Monthly Archives: August 2011

In the News! Lahaina, Hawaii News

Levi Lewis (left) and Emily Kelly (right) celebrate KHFMA's birthday with fish themed treats

Our very own Levi Lewis and Emily Kelly made front page of the Lahania News while participating in the Kahekili Herbivore Fisheries Management Area’s (KHFMA) second Birthday Bash hosted by the Kaanapali Makai Watch program.  The KHFMA, a marine protected area located off north Ka’anapali,  was established in July 2009 as a means of protecting herbivores to improve coral reef health.  The celebration included a coral reef and herbivore themed scavenger hunt, information, and demonstrations to teach people more about coral reef ecosystems, water quality, the KHFMA, and ways to get involved.  And what’s a party without fish themed cakes and sea urchin cupcakes?

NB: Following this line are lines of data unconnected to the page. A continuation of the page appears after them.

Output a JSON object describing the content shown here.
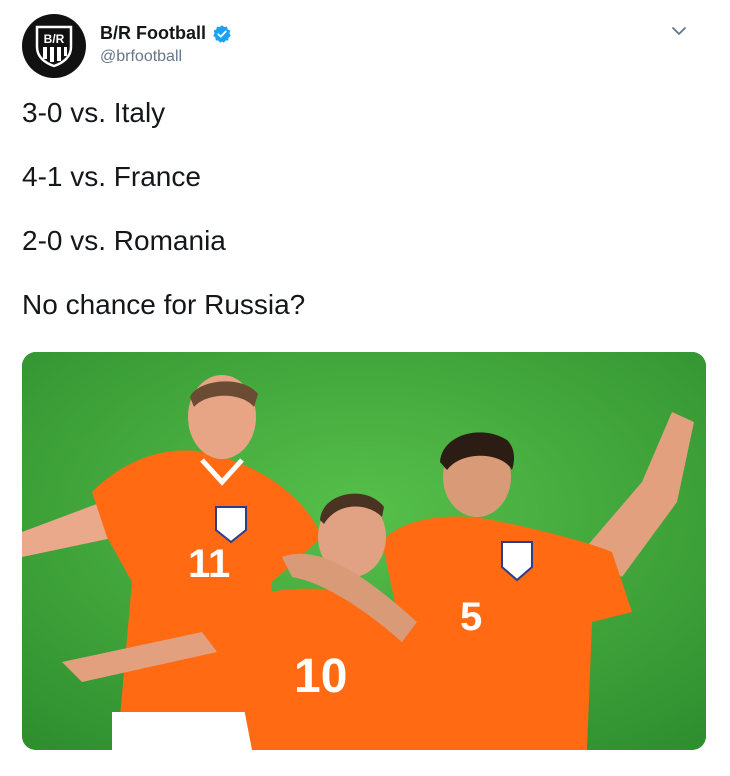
{
  "account": {
    "display_name": "B/R Football",
    "handle": "@brfootball",
    "verified": true,
    "avatar_icon": "br-logo-icon",
    "verified_icon": "verified-badge-icon",
    "menu_icon": "chevron-down-icon"
  },
  "tweet": {
    "lines": [
      "3-0 vs. Italy",
      "4-1 vs. France",
      "2-0 vs. Romania",
      "No chance for Russia?"
    ]
  },
  "media": {
    "jersey_numbers": [
      "11",
      "10",
      "5"
    ]
  },
  "colors": {
    "verified_blue": "#1da1f2",
    "avatar_bg": "#111111",
    "jersey_orange": "#ff6a13",
    "pitch_green": "#3ea53e"
  }
}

If you’d like to learn more about the Kaanapali Makai Watch program, check our their Facebook here!

Notes from the Field: Hawaii


Emily Kelly (left) scraping turf algae with Kerrie Krosky of UH Hilo. credit: Rebecca Most

Emily Kelly has hopped over from Maui to the Big Island of Hawaii for the month of August to work on a project in collaboration with the University of Hawaii, Hilo and the US National Park Service at Kaloko-Honokohau National Historical Park.  The research team is investigating how fast fish eat algae and how fast algae grows in areas of high and low nutrients on the reef.  The team is looking at grazing on and growth of macroalgae (the bigger seaweed you see waving around on the reef) and turf algae (the brown fuzzy carpet that covers dead coral or rocks) and has set up the experiment to allow for no grazing (cage), grazing by only fish (fence to keep urchins out), grazing by only urchins (canopy to keep fish out), and grazing by both (open areas).  Over time, the team will measure what changes they see in the amount of algae in each plot.  Two weeks into the project and with a team of 6 divers, the turf experiment is installed and running!  More updates to come as the team sees what changes may occur over the course of the experiment!

scripps oceanography uc san diego